MURFREESBORO, Tenn. (WMOT) -- A Middle Tennessee gallery is modeling its new arts initiative on the latest fad in sustainable agriculture.
Community Supported Agriculture matches the people who eat food with the people who grow the food. Customers pay farmers, in advance, to deliver fresh produce and other items every week or two.
SeedSpace art gallery in downtown Nashville is now applying that same concept to art. Saturday evening at 6 p.m., SeedSpace will hold what it calls an "art pick-up party." It’s part of a program called CSArt; short for Community Supported Art.
NASHVILLE, Tenn. (AP) — This is Sunshine Week in Tennessee, a celebration of efforts to keep government business transparent. Sunshine Week is observed annually by news organizations and open government advocates.
The statutes that regulate public and media access to government information are often referred to as Sunshine Laws. Tennessee’s sunshine law was adopted in 1974 in reaction to the Water Gate scandal.
MUFREESBORO, Tenn (WMOT) -- The Rutherford County Chamber of Commerce says 60,000 high-school athletes and their supporters have visited Middle Tennessee in recent days. They're here for the state high-school basketball championships currently underway in Murfreesboro.
The Tennessee Secondary School Athletic Association is holding its annual tournament on the campus of Middle Tennessee State University. The girls championship was held last week.
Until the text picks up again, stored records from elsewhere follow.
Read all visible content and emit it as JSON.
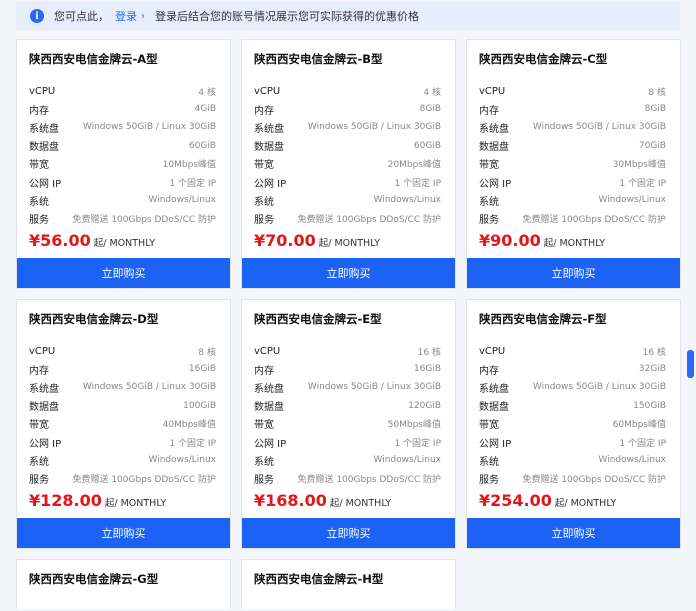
{
  "notice": {
    "prefix": "您可点此，",
    "link": "登录",
    "chevron": "›",
    "text": "登录后结合您的账号情况展示您可实际获得的优惠价格"
  },
  "spec_labels": [
    "vCPU",
    "内存",
    "系统盘",
    "数据盘",
    "带宽",
    "公网 IP",
    "系统",
    "服务"
  ],
  "buy_label": "立即购买",
  "price_unit": "起/ MONTHLY",
  "cards": [
    {
      "title": "陕西西安电信金牌云-A型",
      "specs": [
        "4 核",
        "4GiB",
        "Windows 50GiB / Linux 30GiB",
        "60GiB",
        "10Mbps峰值",
        "1 个固定 IP",
        "Windows/Linux",
        "免费赠送 100Gbps DDoS/CC 防护"
      ],
      "price": "¥56.00"
    },
    {
      "title": "陕西西安电信金牌云-B型",
      "specs": [
        "4 核",
        "8GiB",
        "Windows 50GiB / Linux 30GiB",
        "60GiB",
        "20Mbps峰值",
        "1 个固定 IP",
        "Windows/Linux",
        "免费赠送 100Gbps DDoS/CC 防护"
      ],
      "price": "¥70.00"
    },
    {
      "title": "陕西西安电信金牌云-C型",
      "specs": [
        "8 核",
        "8GiB",
        "Windows 50GiB / Linux 30GiB",
        "70GiB",
        "30Mbps峰值",
        "1 个固定 IP",
        "Windows/Linux",
        "免费赠送 100Gbps DDoS/CC 防护"
      ],
      "price": "¥90.00"
    },
    {
      "title": "陕西西安电信金牌云-D型",
      "specs": [
        "8 核",
        "16GiB",
        "Windows 50GiB / Linux 30GiB",
        "100GiB",
        "40Mbps峰值",
        "1 个固定 IP",
        "Windows/Linux",
        "免费赠送 100Gbps DDoS/CC 防护"
      ],
      "price": "¥128.00"
    },
    {
      "title": "陕西西安电信金牌云-E型",
      "specs": [
        "16 核",
        "16GiB",
        "Windows 50GiB / Linux 30GiB",
        "120GiB",
        "50Mbps峰值",
        "1 个固定 IP",
        "Windows/Linux",
        "免费赠送 100Gbps DDoS/CC 防护"
      ],
      "price": "¥168.00"
    },
    {
      "title": "陕西西安电信金牌云-F型",
      "specs": [
        "16 核",
        "32GiB",
        "Windows 50GiB / Linux 30GiB",
        "150GiB",
        "60Mbps峰值",
        "1 个固定 IP",
        "Windows/Linux",
        "免费赠送 100Gbps DDoS/CC 防护"
      ],
      "price": "¥254.00"
    }
  ],
  "partial_cards": [
    {
      "title": "陕西西安电信金牌云-G型"
    },
    {
      "title": "陕西西安电信金牌云-H型"
    }
  ],
  "colors": {
    "accent": "#1c62f5",
    "price": "#e3171a",
    "notice_bg": "#e6eefc"
  },
  "icons": {
    "notice": "info-icon",
    "link_arrow": "chevron-right-icon"
  }
}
This week the boy’s teams are in town for their tournament.
Mona Herring is with the Rutherford County Chamber of Commerce.
MURFREESBORO, Tenn (WMOT) -- Franklin Mayor Ken Moore says city and county governments across the state are becoming increasingly concerned about a series of bills under consideration by the Tennessee General Assembly.
The Franklin Board of Alderman recently passed a resolution opposing 14 measures currently working their way through the state legislature. Moore says the bills would strip local governments of the ability to regulate everything from land use to fireworks sales.
MURFREESBORO, Tenn. (AP/WMOT) — Fewer people sought U.S. unemployment benefits last week, adding to signs that the job market is strengthening.
A U.S. Department of Labor report out Thursday shows that applications for unemployment dropped by 14,000 applicants to a seasonally adjusted 351,000.
Here in Tennessee initial jobless claims have dropped to their lowest point in four years. The state saw just over 6100 claims in February, the lowest reading since February, 2008. Applications hit their peak in April, 2009, when more than 13,400 Tennessee’s made an initial claims.